You are in: KNOXVILLE
- STRESS MANAGEMENT Stress and Holidays: How to Plan for a Thankful Thanksgiving ~ Lisa Birnesser
The Thanksgiving holiday brings back fond memories from many years ago. Mom and dad would bundle up the kids and travel to my grandparents’ home. Dad would always sing “Over the River and Through the Woods” while we were driving to spend time with kin. My grandparents were so rich with the gifts they gave from their hearts. We would squeeze upwards of 25 people in their tiny home. I was so excited to see our family from Ohio since we only connected during the Thanksgiving holiday. These are fond memories that I hold dear in my heart.

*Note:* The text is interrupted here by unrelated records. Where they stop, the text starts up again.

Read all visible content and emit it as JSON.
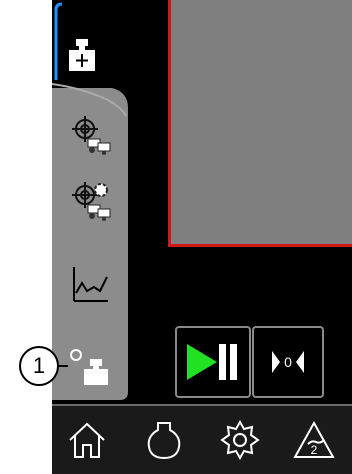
{
  "tabs": [
    {
      "icon": "weight-add-icon",
      "selected": true
    },
    {
      "icon": "target-wheels-icon",
      "selected": false
    },
    {
      "icon": "target-wheels-gear-icon",
      "selected": false
    },
    {
      "icon": "line-graph-icon",
      "selected": false
    },
    {
      "icon": "weight-status-icon",
      "selected": false
    }
  ],
  "controls": {
    "play_pause_icon": "play-pause-icon",
    "step_count": "0"
  },
  "bottom_nav": [
    {
      "icon": "home-icon"
    },
    {
      "icon": "flask-icon"
    },
    {
      "icon": "settings-gear-icon"
    },
    {
      "icon": "triangle-2-icon",
      "label": "2"
    }
  ],
  "callout": {
    "label": "1"
  },
  "colors": {
    "background": "#000000",
    "tab_active_accent": "#1e90ff",
    "view_border": "#d01818",
    "play_green": "#22e022"
  }
}
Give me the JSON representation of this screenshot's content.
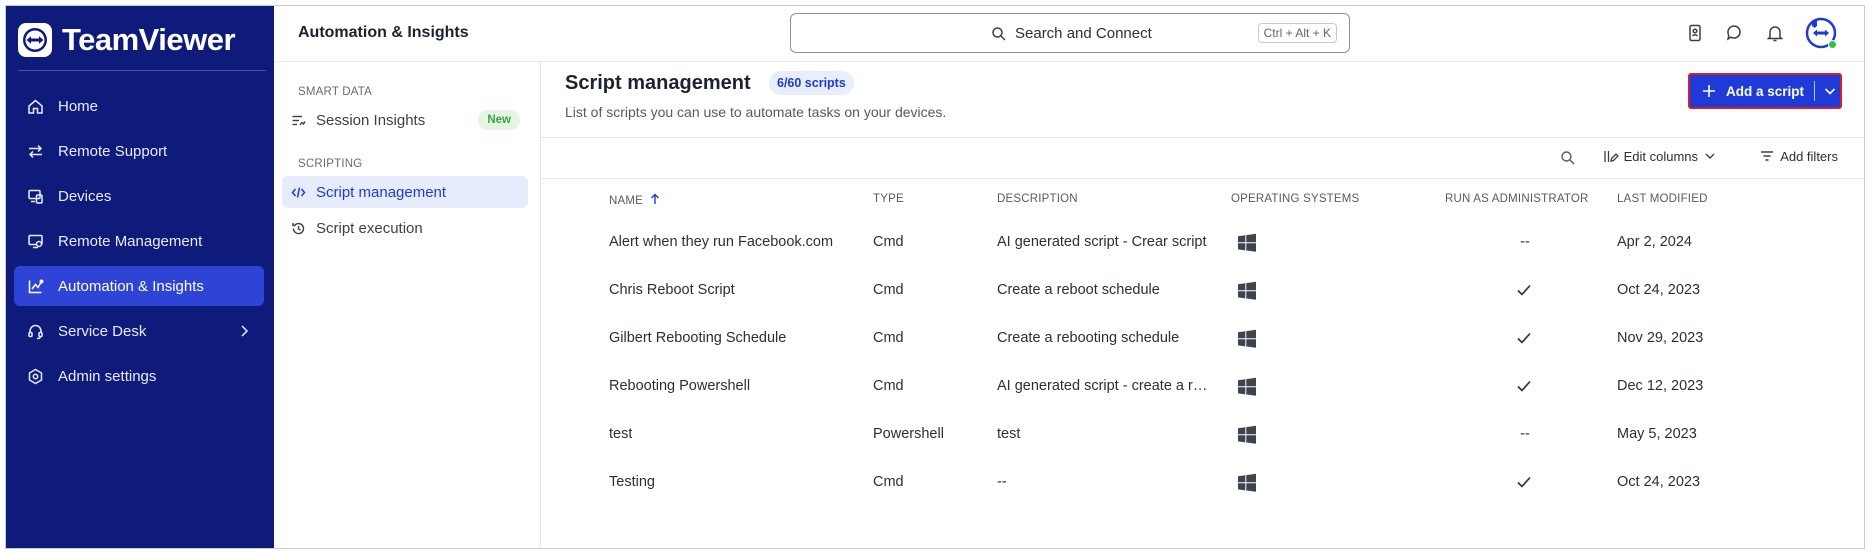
{
  "app": {
    "brand": "TeamViewer"
  },
  "colors": {
    "sidebar_bg": "#0f1b7a",
    "accent": "#1f3ad6",
    "active_nav": "#2d44d6",
    "highlight_border": "#d51e2a",
    "new_badge": "#3aa34a",
    "online": "#2fbf4a"
  },
  "sidebar": {
    "items": [
      {
        "label": "Home",
        "icon": "home-icon"
      },
      {
        "label": "Remote Support",
        "icon": "arrows-swap-icon"
      },
      {
        "label": "Devices",
        "icon": "devices-icon"
      },
      {
        "label": "Remote Management",
        "icon": "monitor-management-icon"
      },
      {
        "label": "Automation & Insights",
        "icon": "automation-icon",
        "active": true
      },
      {
        "label": "Service Desk",
        "icon": "headset-icon",
        "has_chevron": true
      },
      {
        "label": "Admin settings",
        "icon": "settings-shield-icon"
      }
    ]
  },
  "header": {
    "section_title": "Automation & Insights",
    "search": {
      "label": "Search and Connect",
      "shortcut": "Ctrl + Alt + K"
    }
  },
  "subnav": {
    "group1": "SMART DATA",
    "session_insights": "Session Insights",
    "new_badge": "New",
    "group2": "SCRIPTING",
    "script_management": "Script management",
    "script_execution": "Script execution"
  },
  "main": {
    "title": "Script management",
    "count": "6/60 scripts",
    "subtitle": "List of scripts you can use to automate tasks on your devices.",
    "add_button": "Add a script",
    "edit_columns": "Edit columns",
    "add_filters": "Add filters"
  },
  "table": {
    "headers": {
      "name": "NAME",
      "type": "TYPE",
      "description": "DESCRIPTION",
      "os": "OPERATING SYSTEMS",
      "admin": "RUN AS ADMINISTRATOR",
      "modified": "LAST MODIFIED"
    },
    "rows": [
      {
        "name": "Alert when they run Facebook.com",
        "type": "Cmd",
        "description": "AI generated script - Crear script",
        "os": "windows-icon",
        "admin": "--",
        "modified": "Apr 2, 2024"
      },
      {
        "name": "Chris Reboot Script",
        "type": "Cmd",
        "description": "Create a reboot schedule",
        "os": "windows-icon",
        "admin": "check",
        "modified": "Oct 24, 2023"
      },
      {
        "name": "Gilbert Rebooting Schedule",
        "type": "Cmd",
        "description": "Create a rebooting schedule",
        "os": "windows-icon",
        "admin": "check",
        "modified": "Nov 29, 2023"
      },
      {
        "name": "Rebooting Powershell",
        "type": "Cmd",
        "description": "AI generated script - create a reboot",
        "os": "windows-icon",
        "admin": "check",
        "modified": "Dec 12, 2023"
      },
      {
        "name": "test",
        "type": "Powershell",
        "description": "test",
        "os": "windows-icon",
        "admin": "--",
        "modified": "May 5, 2023"
      },
      {
        "name": "Testing",
        "type": "Cmd",
        "description": "--",
        "os": "windows-icon",
        "admin": "check",
        "modified": "Oct 24, 2023"
      }
    ]
  }
}
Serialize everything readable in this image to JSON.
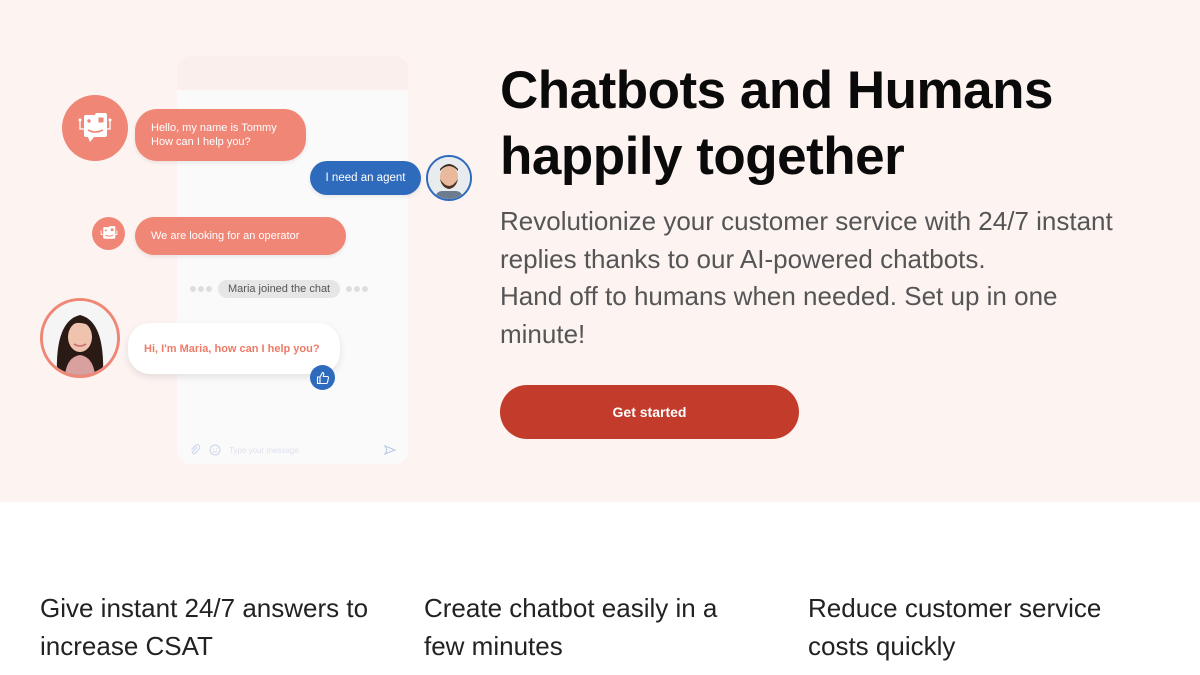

Holidays can create beautiful memories at the same time as cause stressful situations. Here are some tips to keep the Thanksgiving holiday a treasured memory:
Plan for Dinner, Dishes, and Decorations. All fabulous feasts start with a good plan. The plan includes a menu, guest list, decorations, table setting and cooking and clean up duties. If you have people who want to easily communicate with each other, create a Dropbox account. It’s an online program where you can share files between dinner attendees who are helping with the menu and more. Create files for your plan that everyone can contribute to make the perfect meal. Great planning also includes asking for help. Create a sign-up sheet so people may bring dishes. I always love to try a new recipe before a big event. This prevents having a mediocre dish for dinner.
Put the Give Back in Thanksgiving. Give to another person or family this Thanksgiving season. When stressed, we get so focused on the big day event that we forget those who may not have something to eat or a place to go. One of my favorite things to do is ask someone to spend the day that would otherwise be alone. Share toys at a local children’s hospital or bring homemade food and goodies to a nursing home facility. Give to another person less fortunate than you when you are feeling obsessed about the perfect holiday. Your perspective will immediately change.
Make Time for You. Open your date book and look at the next two weeks. Do you see any recharge time planned for you? Plan a 30-minute massage, reading or relaxation time. Break up the time with refueling your energy tank. Do what it takes to give back to you.
Look at Your Expectations. Some folks search for that perfect holiday. It’s the Thanksgiving with the ideal table setting, food, guests who all get along and nothing goes wrong all day. Check your expectations to make sure you have left space for life to happen. I love my childhood Thanksgiving memories but I can’t recreate them. Families change over the course of many years. Setting the expectation bar to high sets you up for misery. Be present in the moment of Thanksgiving.